Black Student Union Takes Student Caf Back to Civil Rights Era

Black Student Union Takes Student Caf Back to Civil Rights Era

Silver City, NM- An older man approached the Cafeteria on Wednesday and paused, taking a look at the pair of signs above the double-doors leading inside. One read “white only” and the other read “colored only.” The man expressed his discomfort with segregation to the students greeting people before finally entering. While the man’s discomfort was understandable, the truth is, segregation was a harsh reality merely sixty years ago, and something that shouldn’t be forgotten, or repeated, today.

Mirroring the Civil Rights era, the cafeteria was divided up between white students and students of color. Students would be asked to use separate entrances and exits, sit at separate tables and, in a fitting demonstration of how absurd segregation was, use separate sides of the popcorn machine. There was also a section of the caf for students, faculty and staff that preferred not to participate in the event.

The event was put on by the Black Student Union, a new organization on campus that took form over the summer of 2017. BSU Vice President Leron Reed, a freshman from Compton, CA, had a hand in planning the event, expressing his hope to illustrate some of the realities of the Civil Rights era.

“I wanted people to have an idea of what things were like back then,” Reed said.

Reed was a presenter at a recent event remembering Martin Luther King Jr. and stated that he didn’t feel that enough of his peers attended the event. That, Reed stayed, was one of the factors that led to the event in the cafeteria.

The sentiment was echoed by Abe Villarreal, Associate Dean of Student Life.

“We have a list of events, both entertaining and educational,” Villarreal stated. “This is a good social event to show an important piece of history, the civil rights era. Our student body is far removed from the civil rights era, and we hope that this event raises eyebrows and creates dialogue.”

 

The Black Student Union that hosted the event was started last year, when a group of students came together to start the organization. Gloria Umutoni of Phoenix, AZ, was one of the founding students.

“We wanted to have a club that made us feel like we belong,” Umutoni said. She said they wanted a group for black students that was akin to what the Native American Student Organization is for Native American students or MEChA for Latin American students.

BSU advisor Katherine Warren said that the Black Student Union has taken great care with Black History Month, and wants the group to continue celebrating “black excellence, black education, and black history.”

One student, Lauren Dazey of Aurora, CO had postive things to say about the BSU’s event.

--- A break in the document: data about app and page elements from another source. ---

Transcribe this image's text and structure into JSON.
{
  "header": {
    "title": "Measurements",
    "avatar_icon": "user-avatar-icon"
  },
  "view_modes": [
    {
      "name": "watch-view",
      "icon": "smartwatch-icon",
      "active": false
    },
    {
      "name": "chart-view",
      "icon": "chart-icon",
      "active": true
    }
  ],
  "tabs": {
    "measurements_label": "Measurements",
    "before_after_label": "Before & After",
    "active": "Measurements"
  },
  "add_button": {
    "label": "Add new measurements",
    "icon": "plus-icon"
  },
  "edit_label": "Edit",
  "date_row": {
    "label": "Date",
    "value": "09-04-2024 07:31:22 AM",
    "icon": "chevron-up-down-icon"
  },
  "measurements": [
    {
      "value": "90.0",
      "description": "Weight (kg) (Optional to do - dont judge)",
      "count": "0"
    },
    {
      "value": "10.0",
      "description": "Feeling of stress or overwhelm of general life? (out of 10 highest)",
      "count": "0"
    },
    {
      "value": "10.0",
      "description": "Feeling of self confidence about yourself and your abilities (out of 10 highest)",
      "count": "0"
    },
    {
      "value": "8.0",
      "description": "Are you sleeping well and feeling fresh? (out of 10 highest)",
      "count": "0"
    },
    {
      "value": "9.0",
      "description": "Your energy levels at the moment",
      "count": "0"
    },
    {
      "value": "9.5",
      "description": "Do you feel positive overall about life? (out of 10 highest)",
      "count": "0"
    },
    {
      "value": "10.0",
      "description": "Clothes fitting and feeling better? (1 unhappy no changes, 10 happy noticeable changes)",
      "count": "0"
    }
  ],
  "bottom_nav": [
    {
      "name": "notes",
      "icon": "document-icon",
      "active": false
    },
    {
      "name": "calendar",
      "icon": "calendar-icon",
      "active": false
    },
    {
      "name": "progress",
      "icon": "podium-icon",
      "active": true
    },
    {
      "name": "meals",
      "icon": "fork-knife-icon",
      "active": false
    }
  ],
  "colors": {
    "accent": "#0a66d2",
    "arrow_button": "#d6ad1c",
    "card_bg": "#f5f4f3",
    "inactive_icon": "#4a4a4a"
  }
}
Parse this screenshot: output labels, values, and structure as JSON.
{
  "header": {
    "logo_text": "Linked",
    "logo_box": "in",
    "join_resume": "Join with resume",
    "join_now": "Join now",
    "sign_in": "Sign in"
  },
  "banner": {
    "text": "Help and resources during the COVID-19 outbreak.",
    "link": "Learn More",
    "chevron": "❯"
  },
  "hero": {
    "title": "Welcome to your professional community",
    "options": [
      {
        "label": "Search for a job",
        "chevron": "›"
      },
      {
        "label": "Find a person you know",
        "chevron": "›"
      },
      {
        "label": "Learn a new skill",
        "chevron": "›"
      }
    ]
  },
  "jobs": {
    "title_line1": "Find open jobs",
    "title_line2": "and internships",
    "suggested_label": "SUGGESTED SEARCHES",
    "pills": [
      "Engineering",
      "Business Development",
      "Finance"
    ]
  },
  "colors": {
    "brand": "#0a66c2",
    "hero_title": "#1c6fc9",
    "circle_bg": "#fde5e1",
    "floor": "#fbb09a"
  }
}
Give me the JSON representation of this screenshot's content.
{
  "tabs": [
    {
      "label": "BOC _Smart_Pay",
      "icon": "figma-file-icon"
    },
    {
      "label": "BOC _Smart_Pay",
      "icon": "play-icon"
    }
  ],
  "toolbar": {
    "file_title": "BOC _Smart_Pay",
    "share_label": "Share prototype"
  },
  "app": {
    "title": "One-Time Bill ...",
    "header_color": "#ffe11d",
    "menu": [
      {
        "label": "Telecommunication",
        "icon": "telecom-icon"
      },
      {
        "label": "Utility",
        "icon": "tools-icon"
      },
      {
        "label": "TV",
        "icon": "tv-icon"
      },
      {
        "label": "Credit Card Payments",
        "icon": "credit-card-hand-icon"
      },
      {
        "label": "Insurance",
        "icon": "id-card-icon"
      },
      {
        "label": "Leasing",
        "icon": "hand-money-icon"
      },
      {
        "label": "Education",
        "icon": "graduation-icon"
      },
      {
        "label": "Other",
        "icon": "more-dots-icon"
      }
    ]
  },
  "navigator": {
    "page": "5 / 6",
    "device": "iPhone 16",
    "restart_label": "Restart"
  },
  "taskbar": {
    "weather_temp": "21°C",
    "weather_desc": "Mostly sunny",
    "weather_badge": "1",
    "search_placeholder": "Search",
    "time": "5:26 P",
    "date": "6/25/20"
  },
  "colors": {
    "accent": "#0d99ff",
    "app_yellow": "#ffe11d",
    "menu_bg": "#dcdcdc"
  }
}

“I think this an amazing event because it reminds us of how far we have come, but also how far we need to go,” Dazey said.

In one interesting display of how of at least some progress has been made since the Civil Rights era, most students seemed to disregard the signs on the tables and sat with their friends, regardless of race.